**What is required:**
The result should be the full listing copied exactly, with no pictures in it.

+--

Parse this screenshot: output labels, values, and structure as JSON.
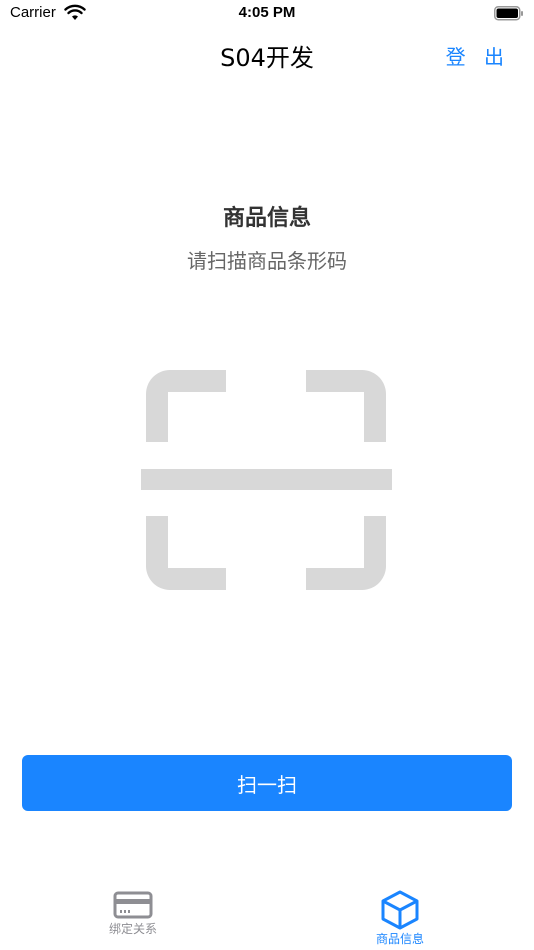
{
  "status_bar": {
    "carrier": "Carrier",
    "time": "4:05 PM"
  },
  "nav": {
    "title": "S04开发",
    "logout_label": "登 出"
  },
  "content": {
    "title": "商品信息",
    "subtitle": "请扫描商品条形码"
  },
  "scan_button": {
    "label": "扫一扫"
  },
  "tabs": [
    {
      "label": "绑定关系",
      "icon": "card-icon",
      "active": false
    },
    {
      "label": "商品信息",
      "icon": "box-icon",
      "active": true
    }
  ],
  "colors": {
    "accent": "#1a85ff",
    "inactive": "#8e8e93",
    "scan_graphic": "#d8d8d8"
  }
}
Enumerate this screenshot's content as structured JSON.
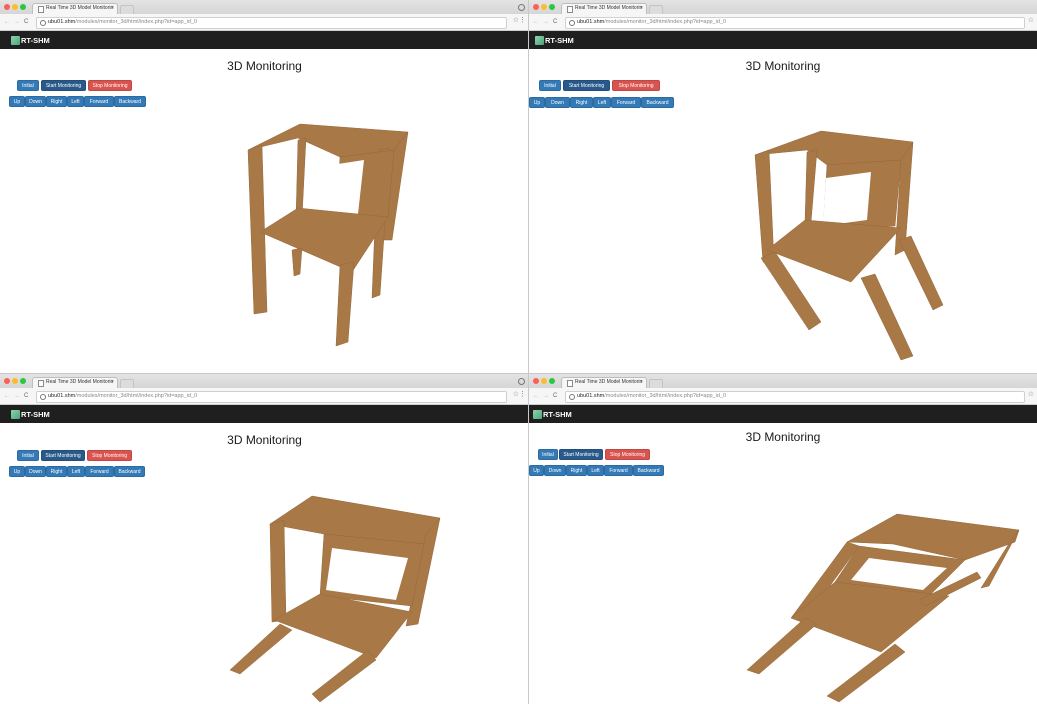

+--

**Response to this task:**
Parse this screenshot: output labels, values, and structure as JSON.
{
  "status_bar": {
    "carrier": "Carrier",
    "time": "4:05 PM"
  },
  "nav": {
    "title": "S04开发",
    "logout_label": "登 出"
  },
  "content": {
    "title": "商品信息",
    "subtitle": "请扫描商品条形码"
  },
  "scan_button": {
    "label": "扫一扫"
  },
  "tabs": [
    {
      "label": "绑定关系",
      "icon": "card-icon",
      "active": false
    },
    {
      "label": "商品信息",
      "icon": "box-icon",
      "active": true
    }
  ],
  "colors": {
    "accent": "#1a85ff",
    "inactive": "#8e8e93",
    "scan_graphic": "#d8d8d8"
  }
}
Enumerate this screenshot's content as structured JSON.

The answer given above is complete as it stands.